Top of Supplied information
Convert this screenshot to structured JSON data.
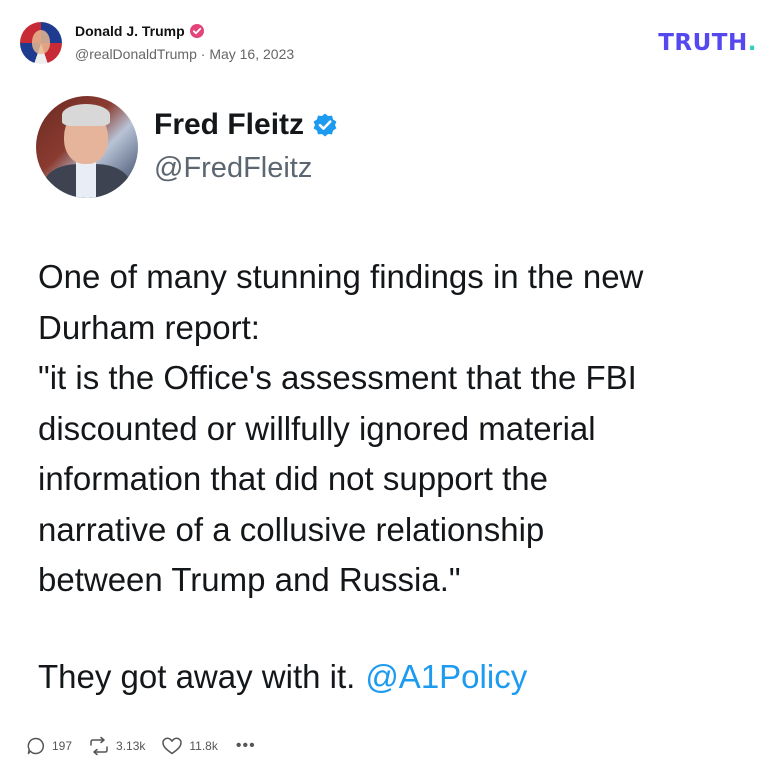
{
  "post": {
    "author_name": "Donald J. Trump",
    "handle": "@realDonaldTrump",
    "separator": "·",
    "date": "May 16, 2023",
    "verified_icon": "verified-badge-icon",
    "logo_text": "TRUTH",
    "logo_dot": ".",
    "colors": {
      "logo": "#5448ee",
      "logo_dot": "#33d0b5",
      "verified": "#e3457a"
    }
  },
  "embedded_tweet": {
    "name": "Fred Fleitz",
    "handle": "@FredFleitz",
    "body_lines": [
      "One of many stunning findings in the new",
      "Durham report:",
      "\"it is the Office's assessment that the FBI",
      "discounted or willfully ignored material",
      "information that did not support the",
      "narrative of a collusive relationship",
      "between Trump and Russia.\""
    ],
    "tail_text": "They got away with it.",
    "mention": "@A1Policy",
    "colors": {
      "mention": "#1d9bf0",
      "verified": "#1d9bf0"
    }
  },
  "actions": {
    "replies": "197",
    "retruths": "3.13k",
    "likes": "11.8k",
    "more": "•••",
    "icons": [
      "reply-icon",
      "retruth-icon",
      "like-icon",
      "more-icon"
    ]
  }
}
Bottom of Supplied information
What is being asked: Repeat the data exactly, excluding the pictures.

Output of the task:
Convert this screenshot to structured JSON data.
{
  "post": {
    "author_name": "Donald J. Trump",
    "handle": "@realDonaldTrump",
    "separator": "·",
    "date": "May 16, 2023",
    "verified_icon": "verified-badge-icon",
    "logo_text": "TRUTH",
    "logo_dot": ".",
    "colors": {
      "logo": "#5448ee",
      "logo_dot": "#33d0b5",
      "verified": "#e3457a"
    }
  },
  "embedded_tweet": {
    "name": "Fred Fleitz",
    "handle": "@FredFleitz",
    "body_lines": [
      "One of many stunning findings in the new",
      "Durham report:",
      "\"it is the Office's assessment that the FBI",
      "discounted or willfully ignored material",
      "information that did not support the",
      "narrative of a collusive relationship",
      "between Trump and Russia.\""
    ],
    "tail_text": "They got away with it.",
    "mention": "@A1Policy",
    "colors": {
      "mention": "#1d9bf0",
      "verified": "#1d9bf0"
    }
  },
  "actions": {
    "replies": "197",
    "retruths": "3.13k",
    "likes": "11.8k",
    "more": "•••",
    "icons": [
      "reply-icon",
      "retruth-icon",
      "like-icon",
      "more-icon"
    ]
  }
}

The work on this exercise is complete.